## To do
Select and copy out every line in the records containing "description".

Items listed in a dataset:

- - - - - - -

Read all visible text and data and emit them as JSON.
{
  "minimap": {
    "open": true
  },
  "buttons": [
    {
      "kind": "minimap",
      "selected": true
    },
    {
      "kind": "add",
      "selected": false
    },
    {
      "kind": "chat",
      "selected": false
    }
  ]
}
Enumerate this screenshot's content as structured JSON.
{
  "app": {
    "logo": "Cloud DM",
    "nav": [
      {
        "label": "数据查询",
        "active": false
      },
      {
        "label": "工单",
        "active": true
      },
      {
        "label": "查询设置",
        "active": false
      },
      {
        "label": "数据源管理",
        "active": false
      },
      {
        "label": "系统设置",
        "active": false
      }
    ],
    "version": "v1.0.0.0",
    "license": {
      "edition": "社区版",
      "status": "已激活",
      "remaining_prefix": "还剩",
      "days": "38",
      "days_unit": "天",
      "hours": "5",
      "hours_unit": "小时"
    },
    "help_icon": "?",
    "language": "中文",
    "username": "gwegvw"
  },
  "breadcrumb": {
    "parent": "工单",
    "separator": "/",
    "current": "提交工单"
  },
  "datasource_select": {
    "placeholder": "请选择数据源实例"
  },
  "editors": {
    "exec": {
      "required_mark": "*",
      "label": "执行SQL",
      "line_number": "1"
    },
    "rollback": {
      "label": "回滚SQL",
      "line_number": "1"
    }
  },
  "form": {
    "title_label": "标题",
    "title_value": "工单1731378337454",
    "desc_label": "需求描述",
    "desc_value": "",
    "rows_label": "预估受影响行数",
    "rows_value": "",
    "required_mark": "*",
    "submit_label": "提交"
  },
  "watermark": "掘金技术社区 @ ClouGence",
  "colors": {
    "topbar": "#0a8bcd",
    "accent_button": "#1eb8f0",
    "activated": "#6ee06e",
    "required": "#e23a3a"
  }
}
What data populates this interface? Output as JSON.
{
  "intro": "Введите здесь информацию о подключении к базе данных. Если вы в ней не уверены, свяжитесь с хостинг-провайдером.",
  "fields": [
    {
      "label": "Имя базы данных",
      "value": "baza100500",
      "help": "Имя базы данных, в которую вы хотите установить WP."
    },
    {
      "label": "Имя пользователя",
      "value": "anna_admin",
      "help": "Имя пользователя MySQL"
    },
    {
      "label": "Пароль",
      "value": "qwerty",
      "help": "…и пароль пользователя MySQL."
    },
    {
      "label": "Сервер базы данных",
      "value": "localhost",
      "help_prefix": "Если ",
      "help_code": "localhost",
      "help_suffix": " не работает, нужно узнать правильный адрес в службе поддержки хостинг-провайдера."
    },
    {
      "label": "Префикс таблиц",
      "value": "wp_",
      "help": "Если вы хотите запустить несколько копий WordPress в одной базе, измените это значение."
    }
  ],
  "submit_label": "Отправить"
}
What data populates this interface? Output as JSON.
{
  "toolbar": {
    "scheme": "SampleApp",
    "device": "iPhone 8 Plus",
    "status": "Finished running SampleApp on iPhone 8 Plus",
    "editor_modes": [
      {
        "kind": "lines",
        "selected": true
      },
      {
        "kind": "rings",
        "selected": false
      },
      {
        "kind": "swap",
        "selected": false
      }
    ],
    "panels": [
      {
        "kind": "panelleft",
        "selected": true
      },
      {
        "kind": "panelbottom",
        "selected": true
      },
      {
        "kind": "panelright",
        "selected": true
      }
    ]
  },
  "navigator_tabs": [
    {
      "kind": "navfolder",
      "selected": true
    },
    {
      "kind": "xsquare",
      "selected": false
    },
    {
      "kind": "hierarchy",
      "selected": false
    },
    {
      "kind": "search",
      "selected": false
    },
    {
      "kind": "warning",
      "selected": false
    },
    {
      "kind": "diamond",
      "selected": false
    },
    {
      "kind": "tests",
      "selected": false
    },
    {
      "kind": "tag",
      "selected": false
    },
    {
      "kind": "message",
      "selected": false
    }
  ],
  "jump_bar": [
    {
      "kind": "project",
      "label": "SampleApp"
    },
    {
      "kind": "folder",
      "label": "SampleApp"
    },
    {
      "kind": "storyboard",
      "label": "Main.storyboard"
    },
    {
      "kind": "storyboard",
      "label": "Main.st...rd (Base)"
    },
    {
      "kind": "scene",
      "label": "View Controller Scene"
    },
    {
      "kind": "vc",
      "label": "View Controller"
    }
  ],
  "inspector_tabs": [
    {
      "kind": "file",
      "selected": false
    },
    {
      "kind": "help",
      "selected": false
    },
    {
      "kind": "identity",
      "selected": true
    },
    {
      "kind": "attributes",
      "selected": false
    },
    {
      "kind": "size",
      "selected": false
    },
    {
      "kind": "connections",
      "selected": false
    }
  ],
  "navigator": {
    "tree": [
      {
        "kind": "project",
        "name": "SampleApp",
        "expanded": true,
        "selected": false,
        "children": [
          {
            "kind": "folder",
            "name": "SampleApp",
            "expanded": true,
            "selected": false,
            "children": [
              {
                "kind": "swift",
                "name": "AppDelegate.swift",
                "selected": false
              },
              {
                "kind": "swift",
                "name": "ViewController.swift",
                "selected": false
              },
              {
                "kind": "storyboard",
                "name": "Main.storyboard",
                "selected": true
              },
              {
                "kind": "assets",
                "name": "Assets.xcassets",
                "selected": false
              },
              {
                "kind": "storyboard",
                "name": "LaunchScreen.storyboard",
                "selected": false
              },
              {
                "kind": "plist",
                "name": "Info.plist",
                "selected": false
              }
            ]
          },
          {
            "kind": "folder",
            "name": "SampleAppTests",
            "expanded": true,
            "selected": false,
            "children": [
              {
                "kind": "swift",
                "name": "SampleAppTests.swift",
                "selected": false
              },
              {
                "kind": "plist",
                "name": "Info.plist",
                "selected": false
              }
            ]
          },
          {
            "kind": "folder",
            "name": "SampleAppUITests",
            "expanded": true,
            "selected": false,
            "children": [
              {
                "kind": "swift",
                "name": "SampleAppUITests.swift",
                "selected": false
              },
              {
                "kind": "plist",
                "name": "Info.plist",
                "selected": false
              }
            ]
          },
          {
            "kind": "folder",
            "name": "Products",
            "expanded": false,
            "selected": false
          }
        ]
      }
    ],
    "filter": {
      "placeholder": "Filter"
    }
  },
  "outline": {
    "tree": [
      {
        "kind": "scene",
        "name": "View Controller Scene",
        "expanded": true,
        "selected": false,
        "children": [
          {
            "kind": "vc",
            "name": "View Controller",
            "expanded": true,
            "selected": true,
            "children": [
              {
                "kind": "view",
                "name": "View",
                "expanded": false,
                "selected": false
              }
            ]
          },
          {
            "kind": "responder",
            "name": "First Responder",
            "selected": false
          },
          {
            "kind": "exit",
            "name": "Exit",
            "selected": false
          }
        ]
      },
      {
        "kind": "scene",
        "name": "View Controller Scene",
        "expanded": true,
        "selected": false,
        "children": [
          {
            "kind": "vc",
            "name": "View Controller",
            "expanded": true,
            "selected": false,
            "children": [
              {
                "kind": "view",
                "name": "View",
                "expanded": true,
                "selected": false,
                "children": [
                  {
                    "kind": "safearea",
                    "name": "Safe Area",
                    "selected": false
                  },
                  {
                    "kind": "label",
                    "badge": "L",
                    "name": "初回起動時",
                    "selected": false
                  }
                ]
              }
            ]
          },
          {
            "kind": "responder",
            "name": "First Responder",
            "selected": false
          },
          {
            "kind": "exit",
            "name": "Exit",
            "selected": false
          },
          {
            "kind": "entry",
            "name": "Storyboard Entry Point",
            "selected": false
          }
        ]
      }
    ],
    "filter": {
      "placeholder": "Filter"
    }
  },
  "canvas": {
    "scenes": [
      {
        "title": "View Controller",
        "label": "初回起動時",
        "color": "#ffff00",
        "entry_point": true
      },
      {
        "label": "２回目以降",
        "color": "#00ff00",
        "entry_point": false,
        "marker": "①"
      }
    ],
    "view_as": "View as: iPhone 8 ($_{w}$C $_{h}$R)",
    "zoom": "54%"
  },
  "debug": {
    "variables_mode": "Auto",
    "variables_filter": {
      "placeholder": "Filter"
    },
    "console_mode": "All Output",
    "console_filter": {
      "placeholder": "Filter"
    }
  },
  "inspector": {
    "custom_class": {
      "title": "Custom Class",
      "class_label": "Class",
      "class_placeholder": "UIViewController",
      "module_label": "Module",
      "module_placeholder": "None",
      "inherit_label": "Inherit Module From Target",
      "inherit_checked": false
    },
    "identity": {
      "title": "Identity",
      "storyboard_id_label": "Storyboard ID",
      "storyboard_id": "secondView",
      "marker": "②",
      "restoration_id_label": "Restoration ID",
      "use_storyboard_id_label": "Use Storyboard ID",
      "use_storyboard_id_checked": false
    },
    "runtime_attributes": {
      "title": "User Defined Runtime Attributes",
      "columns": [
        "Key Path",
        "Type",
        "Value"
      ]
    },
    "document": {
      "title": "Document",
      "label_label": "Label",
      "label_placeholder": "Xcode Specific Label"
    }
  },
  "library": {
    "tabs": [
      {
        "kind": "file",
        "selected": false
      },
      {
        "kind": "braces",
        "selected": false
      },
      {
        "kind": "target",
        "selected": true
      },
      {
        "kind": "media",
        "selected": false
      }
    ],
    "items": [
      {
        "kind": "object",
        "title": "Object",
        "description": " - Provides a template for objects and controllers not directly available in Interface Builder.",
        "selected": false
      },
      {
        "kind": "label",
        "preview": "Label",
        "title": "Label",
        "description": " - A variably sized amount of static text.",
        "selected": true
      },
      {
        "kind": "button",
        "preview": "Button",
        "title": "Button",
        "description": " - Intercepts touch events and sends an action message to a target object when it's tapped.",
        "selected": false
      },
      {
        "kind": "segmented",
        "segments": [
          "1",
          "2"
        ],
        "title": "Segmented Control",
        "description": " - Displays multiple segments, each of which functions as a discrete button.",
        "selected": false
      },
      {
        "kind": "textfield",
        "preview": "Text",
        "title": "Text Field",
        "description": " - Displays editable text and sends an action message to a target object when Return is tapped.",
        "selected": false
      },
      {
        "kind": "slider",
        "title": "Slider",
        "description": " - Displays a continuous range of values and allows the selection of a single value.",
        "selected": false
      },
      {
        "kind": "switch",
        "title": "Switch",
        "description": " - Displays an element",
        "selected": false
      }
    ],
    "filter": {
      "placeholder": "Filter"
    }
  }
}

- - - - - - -

## Result of this exercise
        "description": " - Provides a template for objects and controllers not directly available in Interface Builder.",
        "description": " - A variably sized amount of static text.",
        "description": " - Intercepts touch events and sends an action message to a target object when it's tapped.",
        "description": " - Displays multiple segments, each of which functions as a discrete button.",
        "description": " - Displays editable text and sends an action message to a target object when Return is tapped.",
        "description": " - Displays a continuous range of values and allows the selection of a single value.",
        "description": " - Displays an element",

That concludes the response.